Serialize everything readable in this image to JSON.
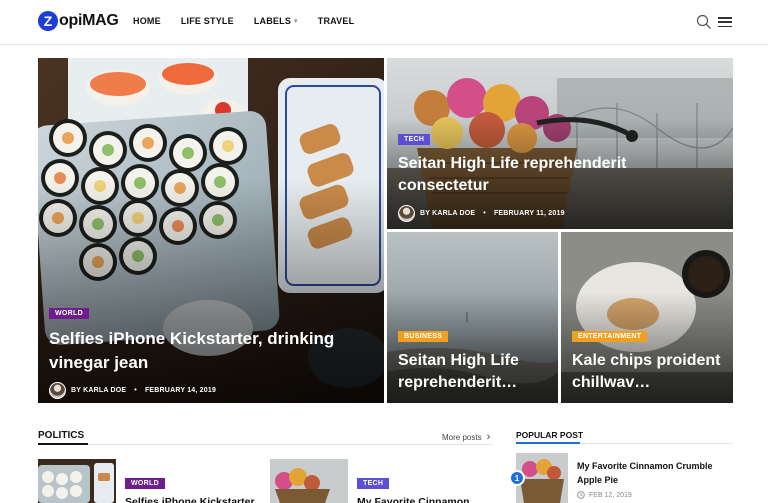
{
  "header": {
    "logo_mark": "Z",
    "logo_text": "opiMAG",
    "nav": [
      {
        "label": "HOME"
      },
      {
        "label": "LIFE STYLE"
      },
      {
        "label": "LABELS"
      },
      {
        "label": "TRAVEL"
      }
    ],
    "labels_caret": "▾"
  },
  "featured": [
    {
      "category": "WORLD",
      "title": "Selfies iPhone Kickstarter, drinking vinegar jean",
      "author": "BY KARLA DOE",
      "date": "FEBRUARY 14, 2019",
      "color": "#6d1e8c"
    },
    {
      "category": "TECH",
      "title": "Seitan High Life reprehenderit consectetur",
      "author": "BY KARLA DOE",
      "date": "FEBRUARY 11, 2019",
      "color": "#5b4fd6"
    },
    {
      "category": "BUSINESS",
      "title": "Seitan High Life reprehenderit…",
      "color": "#f0a020"
    },
    {
      "category": "ENTERTAINMENT",
      "title": "Kale chips proident chillwav…",
      "color": "#f0a020"
    }
  ],
  "politics": {
    "heading": "POLITICS",
    "more": "More posts",
    "more_arrow": "›",
    "cards": [
      {
        "category": "WORLD",
        "title": "Selfies iPhone Kickstarter,",
        "color": "#6d1e8c"
      },
      {
        "category": "TECH",
        "title": "My Favorite Cinnamon",
        "color": "#5b4fd6"
      }
    ]
  },
  "popular": {
    "heading": "POPULAR POST",
    "items": [
      {
        "rank": "1",
        "title": "My Favorite Cinnamon Crumble Apple Pie",
        "date": "FEB 12, 2019"
      }
    ]
  },
  "colors": {
    "accent": "#1d3cd8",
    "rank_badge": "#1e6fd9"
  }
}
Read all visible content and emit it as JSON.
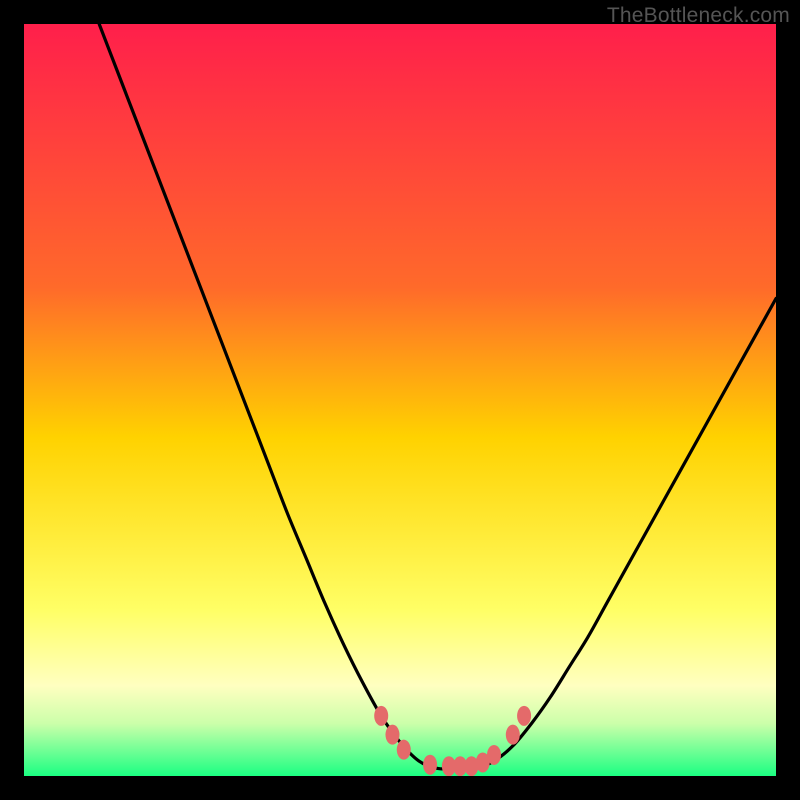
{
  "watermark": "TheBottleneck.com",
  "chart_data": {
    "type": "line",
    "title": "",
    "xlabel": "",
    "ylabel": "",
    "xlim": [
      0,
      100
    ],
    "ylim": [
      0,
      100
    ],
    "grid": false,
    "legend": false,
    "gradient_stops": [
      {
        "offset": 0,
        "color": "#ff1f4b"
      },
      {
        "offset": 35,
        "color": "#ff6a2a"
      },
      {
        "offset": 55,
        "color": "#ffd200"
      },
      {
        "offset": 78,
        "color": "#ffff66"
      },
      {
        "offset": 88,
        "color": "#ffffc0"
      },
      {
        "offset": 93,
        "color": "#ccffaa"
      },
      {
        "offset": 100,
        "color": "#1bff82"
      }
    ],
    "series": [
      {
        "name": "bottleneck-curve",
        "x": [
          10.0,
          12.5,
          15.0,
          17.5,
          20.0,
          22.5,
          25.0,
          27.5,
          30.0,
          32.5,
          35.0,
          37.5,
          40.0,
          42.5,
          45.0,
          47.5,
          50.0,
          52.5,
          55.0,
          57.5,
          60.0,
          62.5,
          65.0,
          67.5,
          70.0,
          72.5,
          75.0,
          77.5,
          80.0,
          82.5,
          85.0,
          87.5,
          90.0,
          92.5,
          95.0,
          97.5,
          100.0
        ],
        "y": [
          100.0,
          93.5,
          87.0,
          80.5,
          74.0,
          67.5,
          61.0,
          54.5,
          48.0,
          41.5,
          35.0,
          29.0,
          23.0,
          17.5,
          12.5,
          8.0,
          4.5,
          2.0,
          1.0,
          1.0,
          1.0,
          2.0,
          4.0,
          7.0,
          10.5,
          14.5,
          18.5,
          23.0,
          27.5,
          32.0,
          36.5,
          41.0,
          45.5,
          50.0,
          54.5,
          59.0,
          63.5
        ]
      }
    ],
    "markers": {
      "name": "curve-nodes",
      "color": "#e46a6a",
      "x": [
        47.5,
        49.0,
        50.5,
        54.0,
        56.5,
        58.0,
        59.5,
        61.0,
        62.5,
        65.0,
        66.5
      ],
      "y": [
        8.0,
        5.5,
        3.5,
        1.5,
        1.3,
        1.3,
        1.3,
        1.8,
        2.8,
        5.5,
        8.0
      ]
    }
  }
}
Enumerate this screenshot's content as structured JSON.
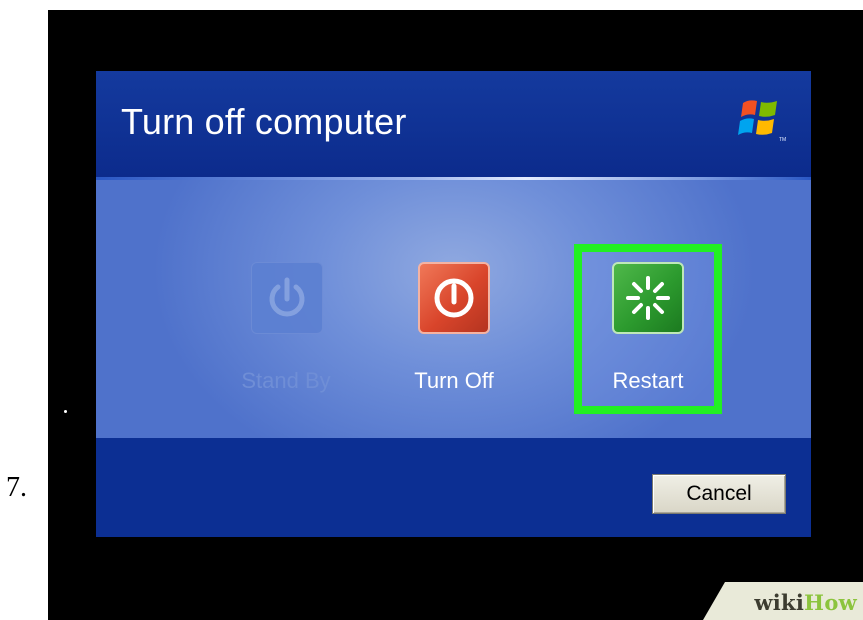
{
  "step": {
    "number": "7."
  },
  "dialog": {
    "title": "Turn off computer",
    "logo_icon": "windows-xp-flag-icon",
    "options": [
      {
        "label": "Stand By",
        "icon": "power-icon",
        "state": "disabled",
        "color": "#5c80d2"
      },
      {
        "label": "Turn Off",
        "icon": "power-icon",
        "state": "enabled",
        "color": "#d9452b"
      },
      {
        "label": "Restart",
        "icon": "restart-icon",
        "state": "highlighted",
        "color": "#2c9a2e"
      }
    ],
    "highlight_color": "#22f022",
    "cancel_label": "Cancel"
  },
  "watermark": {
    "part1": "wiki",
    "part2": "How"
  },
  "colors": {
    "dialog_blue": "#0a2d8f",
    "body_blue": "#6f8fd9",
    "wikihow_green": "#8cc43d"
  }
}
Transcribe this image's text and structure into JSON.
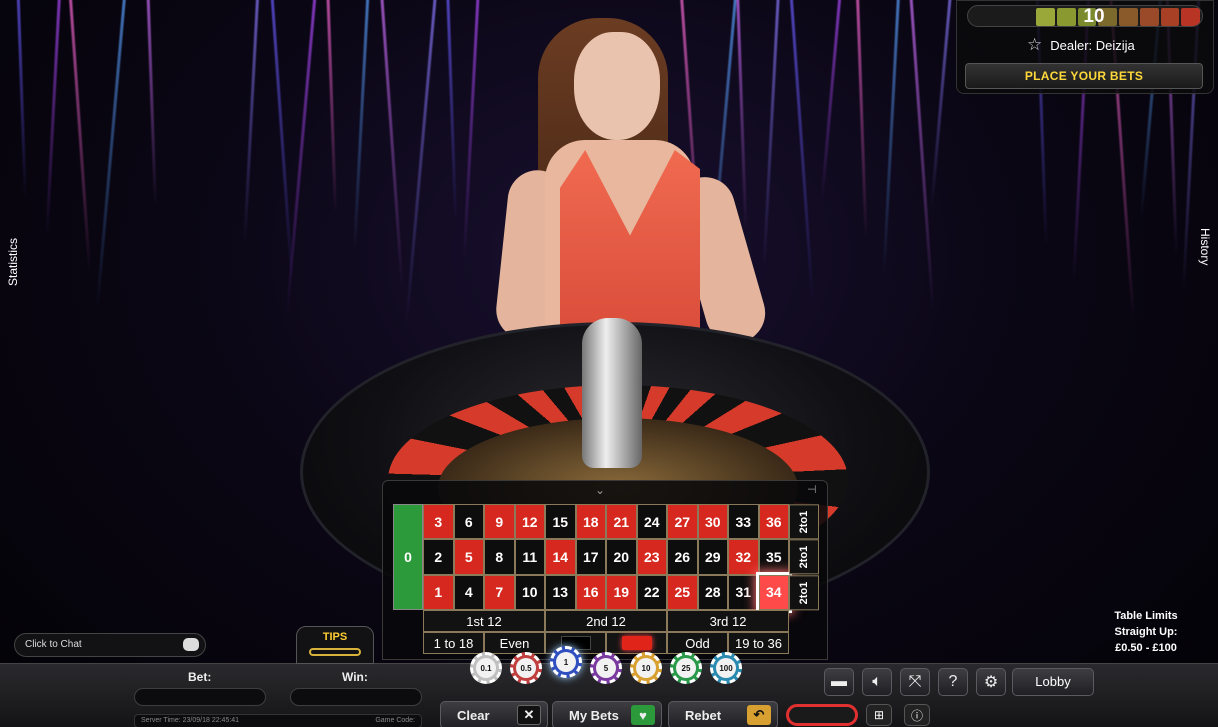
{
  "timer": {
    "value": "10",
    "segments": [
      "#9aa83a",
      "#8a9a30",
      "#7a8a2c",
      "#7c6a2c",
      "#8a5a2a",
      "#9a4a28",
      "#a84026",
      "#b83424"
    ]
  },
  "dealer": {
    "label": "Dealer: Deizija"
  },
  "status": {
    "message": "PLACE YOUR BETS"
  },
  "side_tabs": {
    "left": "Statistics",
    "right": "History"
  },
  "board": {
    "zero": "0",
    "rows": [
      [
        {
          "n": "3",
          "c": "r"
        },
        {
          "n": "6",
          "c": "b"
        },
        {
          "n": "9",
          "c": "r"
        },
        {
          "n": "12",
          "c": "r"
        },
        {
          "n": "15",
          "c": "b"
        },
        {
          "n": "18",
          "c": "r"
        },
        {
          "n": "21",
          "c": "r"
        },
        {
          "n": "24",
          "c": "b"
        },
        {
          "n": "27",
          "c": "r"
        },
        {
          "n": "30",
          "c": "r"
        },
        {
          "n": "33",
          "c": "b"
        },
        {
          "n": "36",
          "c": "r"
        }
      ],
      [
        {
          "n": "2",
          "c": "b"
        },
        {
          "n": "5",
          "c": "r"
        },
        {
          "n": "8",
          "c": "b"
        },
        {
          "n": "11",
          "c": "b"
        },
        {
          "n": "14",
          "c": "r"
        },
        {
          "n": "17",
          "c": "b"
        },
        {
          "n": "20",
          "c": "b"
        },
        {
          "n": "23",
          "c": "r"
        },
        {
          "n": "26",
          "c": "b"
        },
        {
          "n": "29",
          "c": "b"
        },
        {
          "n": "32",
          "c": "r"
        },
        {
          "n": "35",
          "c": "b"
        }
      ],
      [
        {
          "n": "1",
          "c": "r"
        },
        {
          "n": "4",
          "c": "b"
        },
        {
          "n": "7",
          "c": "r"
        },
        {
          "n": "10",
          "c": "b"
        },
        {
          "n": "13",
          "c": "b"
        },
        {
          "n": "16",
          "c": "r"
        },
        {
          "n": "19",
          "c": "r"
        },
        {
          "n": "22",
          "c": "b"
        },
        {
          "n": "25",
          "c": "r"
        },
        {
          "n": "28",
          "c": "b"
        },
        {
          "n": "31",
          "c": "b"
        },
        {
          "n": "34",
          "c": "r",
          "hot": true
        }
      ]
    ],
    "columns": [
      "2to1",
      "2to1",
      "2to1"
    ],
    "dozens": [
      "1st 12",
      "2nd 12",
      "3rd 12"
    ],
    "outside": [
      {
        "label": "1 to 18"
      },
      {
        "label": "Even"
      },
      {
        "label": "",
        "swatch": "black"
      },
      {
        "label": "",
        "swatch": "red"
      },
      {
        "label": "Odd"
      },
      {
        "label": "19 to 36"
      }
    ]
  },
  "chips": [
    {
      "value": "0.1",
      "color": "#c0c0c0"
    },
    {
      "value": "0.5",
      "color": "#c04040"
    },
    {
      "value": "1",
      "color": "#3050c0",
      "selected": true
    },
    {
      "value": "5",
      "color": "#7a3aa0"
    },
    {
      "value": "10",
      "color": "#d8a030"
    },
    {
      "value": "25",
      "color": "#2a9a4a"
    },
    {
      "value": "100",
      "color": "#2a8ab0"
    }
  ],
  "chat": {
    "placeholder": "Click to Chat"
  },
  "tips": {
    "label": "TIPS"
  },
  "bet": {
    "label": "Bet:",
    "value": ""
  },
  "win": {
    "label": "Win:",
    "value": ""
  },
  "status_line": {
    "left": "Server Time: 23/09/18 22:45:41",
    "right": "Game Code:"
  },
  "actions": {
    "clear": "Clear",
    "my_bets": "My Bets",
    "rebet": "Rebet",
    "lobby": "Lobby"
  },
  "limits": {
    "title": "Table Limits",
    "type": "Straight Up:",
    "range": "£0.50 - £100"
  },
  "colors": {
    "accent_yellow": "#ffd83a",
    "table_green": "#2c9a3a",
    "red": "#d6281e"
  }
}
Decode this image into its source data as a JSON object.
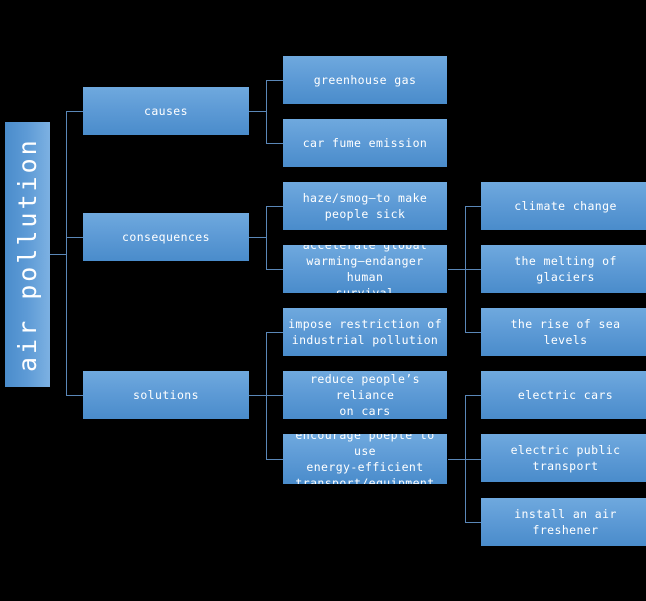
{
  "diagram": {
    "type": "mind-map",
    "title": "air pollution",
    "background_color": "#000000",
    "node_color": "#5e9bd6",
    "node_text_color": "#ffffff",
    "connector_color": "#5a87b8"
  },
  "root": {
    "label": "air pollution",
    "orientation": "vertical-bottom-to-top"
  },
  "branches": [
    {
      "label": "causes",
      "children": [
        {
          "label": "greenhouse gas",
          "children": []
        },
        {
          "label": "car fume emission",
          "children": []
        }
      ]
    },
    {
      "label": "consequences",
      "children": [
        {
          "label": "haze/smog—to make\npeople sick",
          "children": []
        },
        {
          "label": "accelerate global\nwarming—endanger human\nsurvival",
          "children": [
            {
              "label": "climate change"
            },
            {
              "label": "the melting of glaciers"
            },
            {
              "label": "the rise of sea levels"
            }
          ]
        }
      ]
    },
    {
      "label": "solutions",
      "children": [
        {
          "label": "impose restriction of\nindustrial pollution",
          "children": []
        },
        {
          "label": "reduce people’s reliance\non cars",
          "children": []
        },
        {
          "label": "encourage poeple to use\nenergy-efficient\ntransport/equipment",
          "children": [
            {
              "label": "electric cars"
            },
            {
              "label": "electric public\ntransport"
            },
            {
              "label": "install an air freshener"
            }
          ]
        }
      ]
    }
  ]
}
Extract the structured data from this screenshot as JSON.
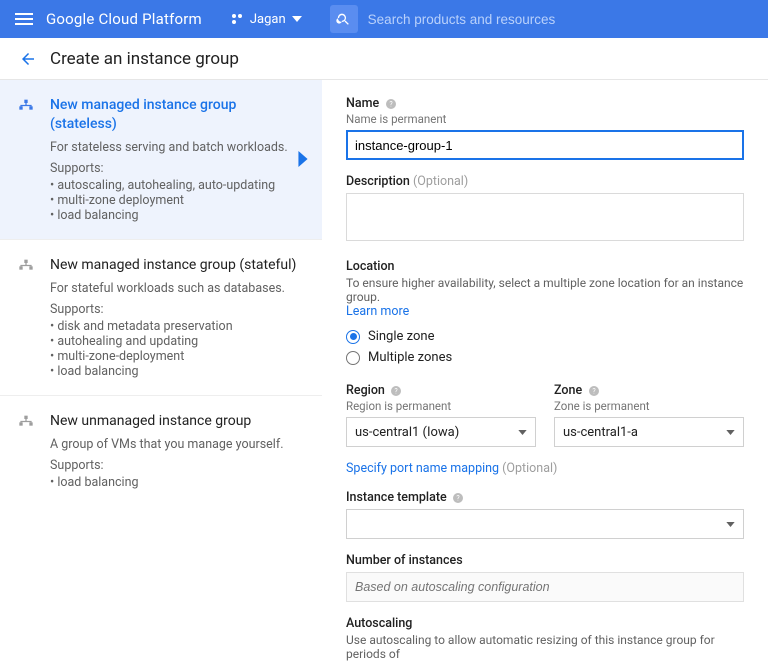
{
  "header": {
    "brand": "Google Cloud Platform",
    "project_name": "Jagan",
    "search_placeholder": "Search products and resources"
  },
  "page": {
    "title": "Create an instance group"
  },
  "sidebar": {
    "options": [
      {
        "title": "New managed instance group (stateless)",
        "subtitle": "For stateless serving and batch workloads.",
        "supports_label": "Supports:",
        "supports": [
          "autoscaling, autohealing, auto-updating",
          "multi-zone deployment",
          "load balancing"
        ]
      },
      {
        "title": "New managed instance group (stateful)",
        "subtitle": "For stateful workloads such as databases.",
        "supports_label": "Supports:",
        "supports": [
          "disk and metadata preservation",
          "autohealing and updating",
          "multi-zone-deployment",
          "load balancing"
        ]
      },
      {
        "title": "New unmanaged instance group",
        "subtitle": "A group of VMs that you manage yourself.",
        "supports_label": "Supports:",
        "supports": [
          "load balancing"
        ]
      }
    ]
  },
  "form": {
    "name_label": "Name",
    "name_sub": "Name is permanent",
    "name_value": "instance-group-1",
    "description_label": "Description",
    "description_optional": "(Optional)",
    "location_label": "Location",
    "location_desc": "To ensure higher availability, select a multiple zone location for an instance group.",
    "learn_more": "Learn more",
    "single_zone": "Single zone",
    "multiple_zones": "Multiple zones",
    "region_label": "Region",
    "region_sub": "Region is permanent",
    "region_value": "us-central1 (Iowa)",
    "zone_label": "Zone",
    "zone_sub": "Zone is permanent",
    "zone_value": "us-central1-a",
    "port_mapping": "Specify port name mapping",
    "port_mapping_optional": "(Optional)",
    "instance_template_label": "Instance template",
    "num_instances_label": "Number of instances",
    "num_instances_placeholder": "Based on autoscaling configuration",
    "autoscaling_label": "Autoscaling",
    "autoscaling_desc": "Use autoscaling to allow automatic resizing of this instance group for periods of"
  }
}
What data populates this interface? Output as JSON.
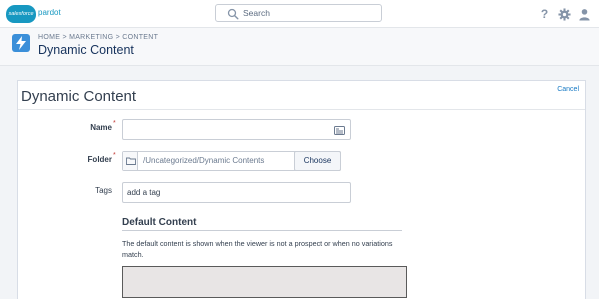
{
  "topbar": {
    "logo_text": "salesforce",
    "logo_sub": "pardot",
    "search_placeholder": "Search",
    "icons": [
      "help-icon",
      "gear-icon",
      "user-icon"
    ]
  },
  "header": {
    "breadcrumb": "HOME > MARKETING > CONTENT",
    "title": "Dynamic Content"
  },
  "panel": {
    "title": "Dynamic Content",
    "cancel_label": "Cancel"
  },
  "form": {
    "name_label": "Name",
    "name_value": "",
    "folder_label": "Folder",
    "folder_path": "/Uncategorized/Dynamic Contents",
    "choose_label": "Choose",
    "tags_label": "Tags",
    "tags_placeholder": "add a tag",
    "required_marker": "*"
  },
  "default_content": {
    "heading": "Default Content",
    "description": "The default content is shown when the viewer is not a prospect or when no variations match."
  },
  "colors": {
    "accent": "#1798c1",
    "link": "#1679c4",
    "required": "#c23934"
  }
}
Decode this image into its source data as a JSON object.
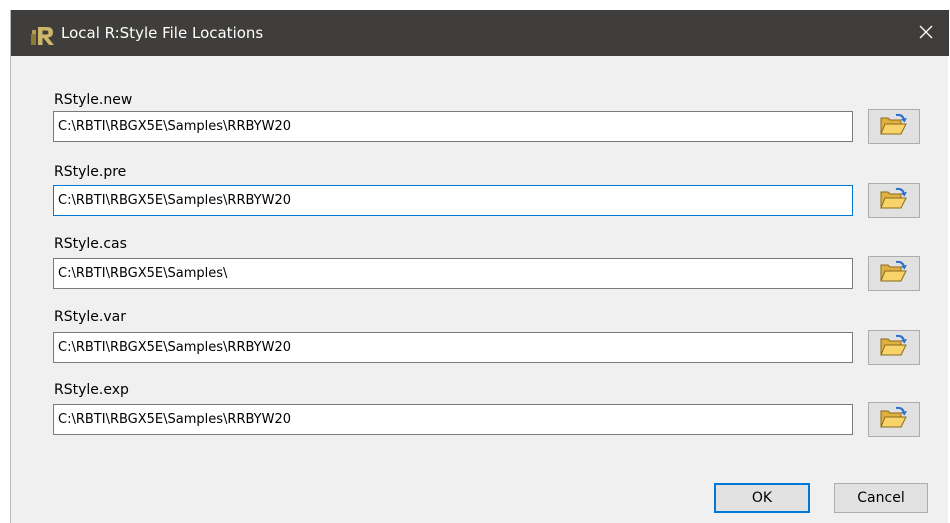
{
  "window": {
    "title": "Local R:Style File Locations"
  },
  "fields": [
    {
      "label": "RStyle.new",
      "value": "C:\\RBTI\\RBGX5E\\Samples\\RRBYW20"
    },
    {
      "label": "RStyle.pre",
      "value": "C:\\RBTI\\RBGX5E\\Samples\\RRBYW20"
    },
    {
      "label": "RStyle.cas",
      "value": "C:\\RBTI\\RBGX5E\\Samples\\"
    },
    {
      "label": "RStyle.var",
      "value": "C:\\RBTI\\RBGX5E\\Samples\\RRBYW20"
    },
    {
      "label": "RStyle.exp",
      "value": "C:\\RBTI\\RBGX5E\\Samples\\RRBYW20"
    }
  ],
  "buttons": {
    "ok_label": "OK",
    "cancel_label": "Cancel"
  },
  "icons": {
    "app": "app-r-logo-icon",
    "close": "close-icon",
    "browse": "open-folder-icon"
  },
  "colors": {
    "titlebar": "#3f3e3c",
    "dialog_background": "#f0f0f0",
    "focus_accent": "#0078d7"
  }
}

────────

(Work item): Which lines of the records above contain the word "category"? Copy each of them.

(Reply to the task):
      "category": "WORLD",
      "category": "TECH",
      "category": "BUSINESS",
      "category": "ENTERTAINMENT",
        "category": "WORLD",
        "category": "TECH",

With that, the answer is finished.